Religion was rarely on my mind at the temple, or at the nearby Catholic church where we attended Easter Mass. These family outings brought no spiritual enlightenment.

I’ve learned I’m among the third of U.S. adults younger than 30 who are religiously unaffiliated, more than in any previous generation, according to a 2012 study by the Pew Forum on Religion and Public Life. The percentage of “Nones” among Asian Americans has steadily grown since the 1990s, according to a 2008 ARIS study; compared to the steady decrease in Asian Americans who identify as Christian and the plateauing of those who identify with an Eastern religion.

My parents never sat me down to learn about Catholicism or about the merits of Buddhist meditation. The only semblance of a religious education I got was from my grandmother on my mom’s side. She had converted to Catholicism when she was 17 and had always been the most devout of my relatives.

Catholicism was introduced to Vietnam in the 1500s much more recently than Buddhism, which arrived in the second century A.D.. Today more than 6 percent of the population is Catholic.

I remember my grandmother taking me to church with her on Sundays. While the priest droned on, I would usually read the picture books my grandmother gave me, full of Biblical tales.

Her attempts to convert me didn’t work, though. I lumped the stories about Moses and the Garden of Eden in with “Aladdin” or “The Little Mermaid.”

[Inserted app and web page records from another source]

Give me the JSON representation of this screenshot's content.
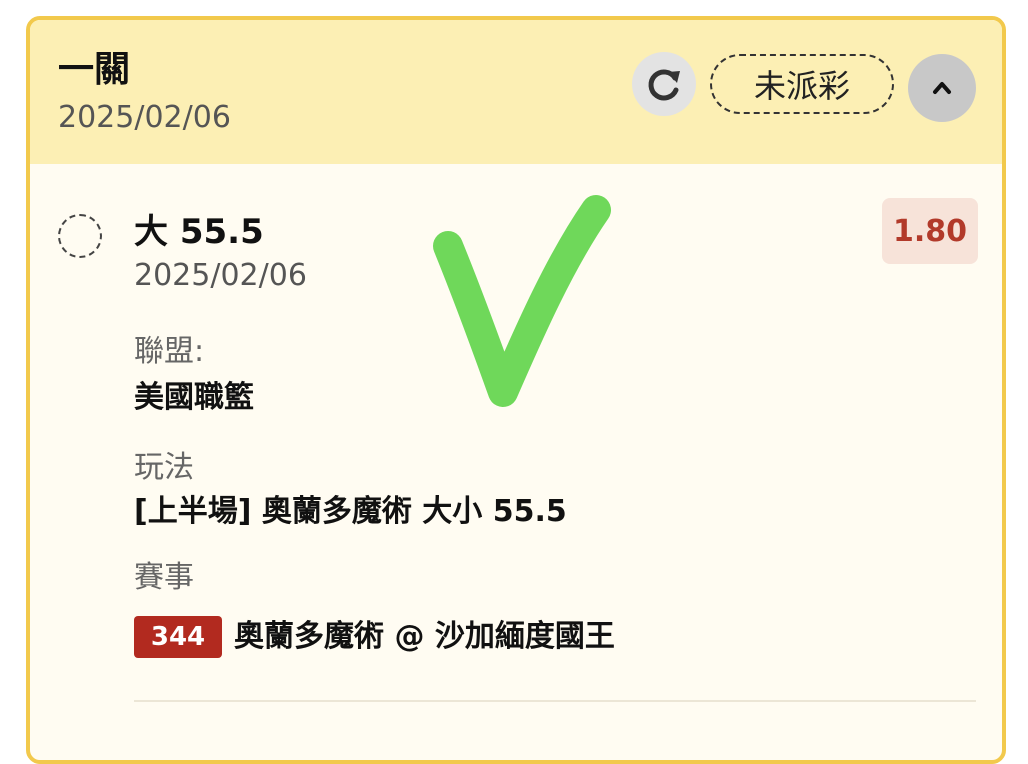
{
  "header": {
    "title": "一關",
    "date": "2025/02/06",
    "status_label": "未派彩"
  },
  "bet": {
    "selection": "大 55.5",
    "date": "2025/02/06",
    "odds": "1.80",
    "league_label": "聯盟:",
    "league_value": "美國職籃",
    "market_label": "玩法",
    "market_value": "[上半場] 奧蘭多魔術 大小 55.5",
    "event_label": "賽事",
    "event_number": "344",
    "event_value": "奧蘭多魔術 @ 沙加緬度國王"
  },
  "icons": {
    "refresh": "refresh-icon",
    "collapse": "chevron-up-icon",
    "radio": "radio-circle-icon",
    "overlay": "green-checkmark-icon"
  },
  "colors": {
    "card_border": "#f2c94c",
    "header_bg": "#fcefb4",
    "card_bg": "#fffcf2",
    "odds_text": "#b23a2a",
    "odds_bg": "#f7e3d9",
    "match_badge": "#b22a1f",
    "checkmark": "#6fd85a"
  }
}
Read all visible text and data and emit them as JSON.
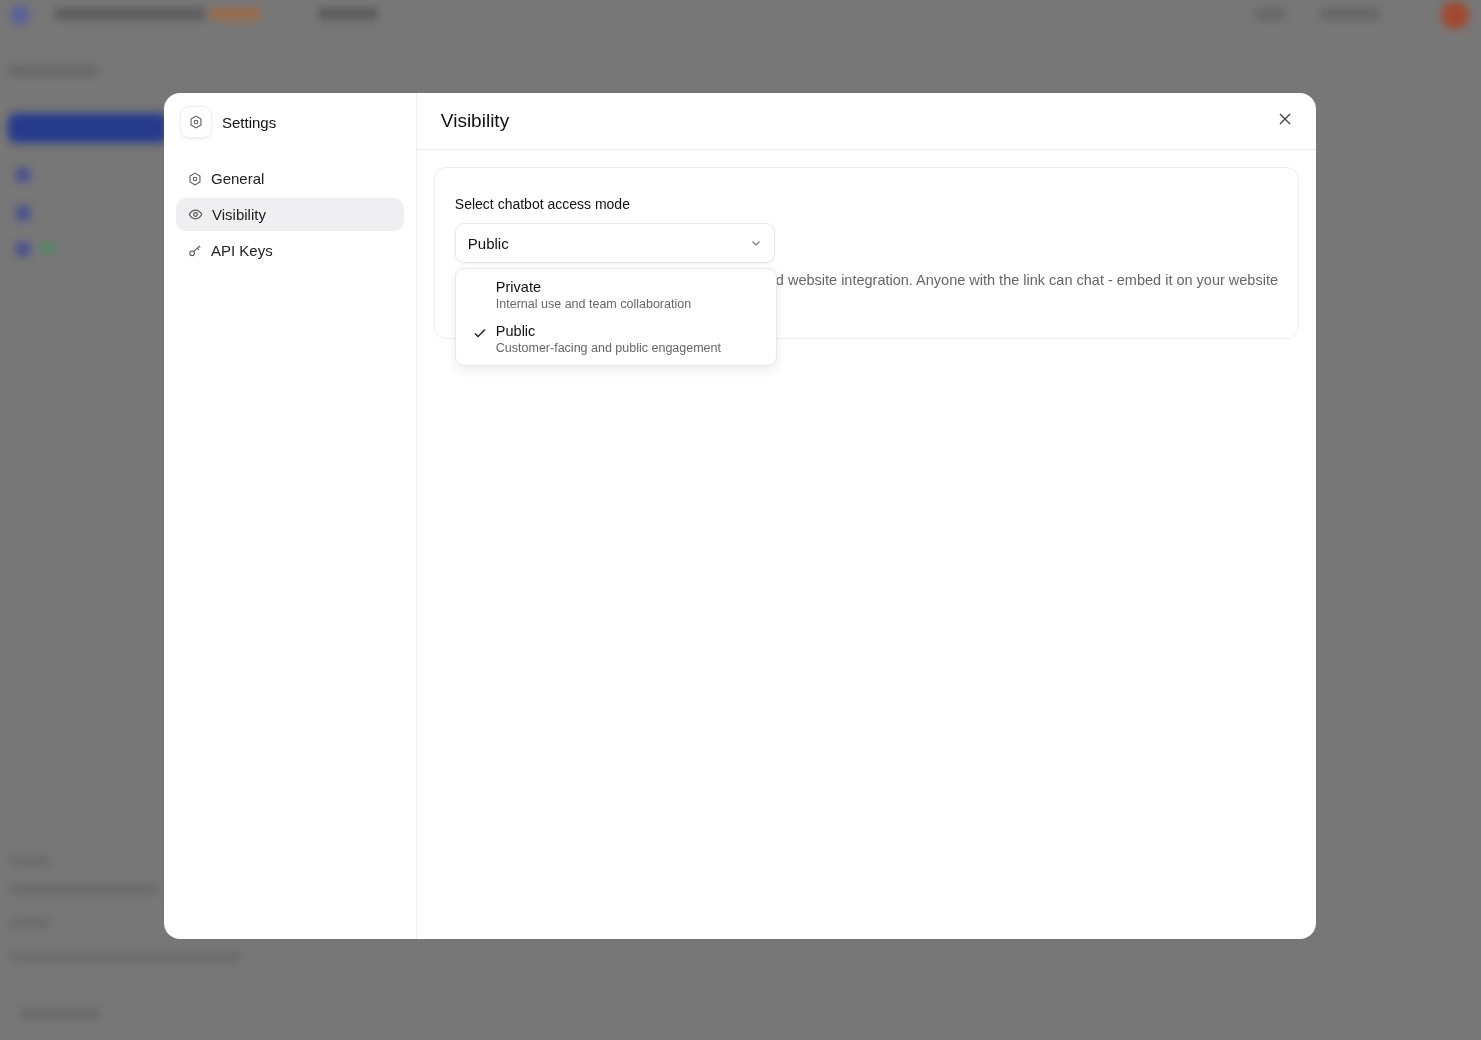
{
  "dialog": {
    "title": "Settings",
    "nav": [
      {
        "label": "General",
        "selected": false
      },
      {
        "label": "Visibility",
        "selected": true
      },
      {
        "label": "API Keys",
        "selected": false
      }
    ]
  },
  "panel": {
    "title": "Visibility",
    "field_label": "Select chatbot access mode",
    "value": "Public",
    "description": "d website integration. Anyone with the link can chat - embed it on your website",
    "options": [
      {
        "label": "Private",
        "hint": "Internal use and team collaboration",
        "selected": false
      },
      {
        "label": "Public",
        "hint": "Customer-facing and public engagement",
        "selected": true
      }
    ]
  }
}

So my grandmother was a bit surprised when I asked if I could go to church with her a few weeks ago to report this story. She gave me her copy of the Bible, which I leafed through as we drove to church. It happened to be the first day of Lent, so on the way she explained some of the things the priest would mention in the sermon.

After the service, she asked me what I thought.

It was interesting, I said. But I was no closer to a religious epiphany than before.

“I was thinking that communion is like paying respect to our ancestors,” she told me. “Instead, you remember the sacrifice of Jesus Christ.”

“Like gio?” I asked.

“Yes, like gio. For gio you cook the favorite meal of whoever’s gone and it’s like a memory. They can’t eat it because they’re dead, so it’s the living who eat it.” The same with the wafer and the wine at communion.

My grandmother’s comparison surprised me. Why had I not noted it before?

When we went to the Vietnamese Catholic Church for my grandfather on my mom’s side’s funeral, my sister and I were the only ones who couldn’t take communion. We hadn’t been baptized Catholic.

I would joke to my sister that we were heathens, but she didn’t take it so lightly. She was a bit bitter that my mom hadn’t baptized us.

I later asked my mother why she hadn’t.

“I wanted to give you a choice in your religion,” she told me.

But despite my exposure to two faith traditions, I don’t feel the need for either. My spirit — if such a thing exists — does not yearn. I don’t dream of an afterlife or imagine my family communing with me there.

But I guess in a way I have chosen, however unintentionally.

So what’s my religion?

“None.”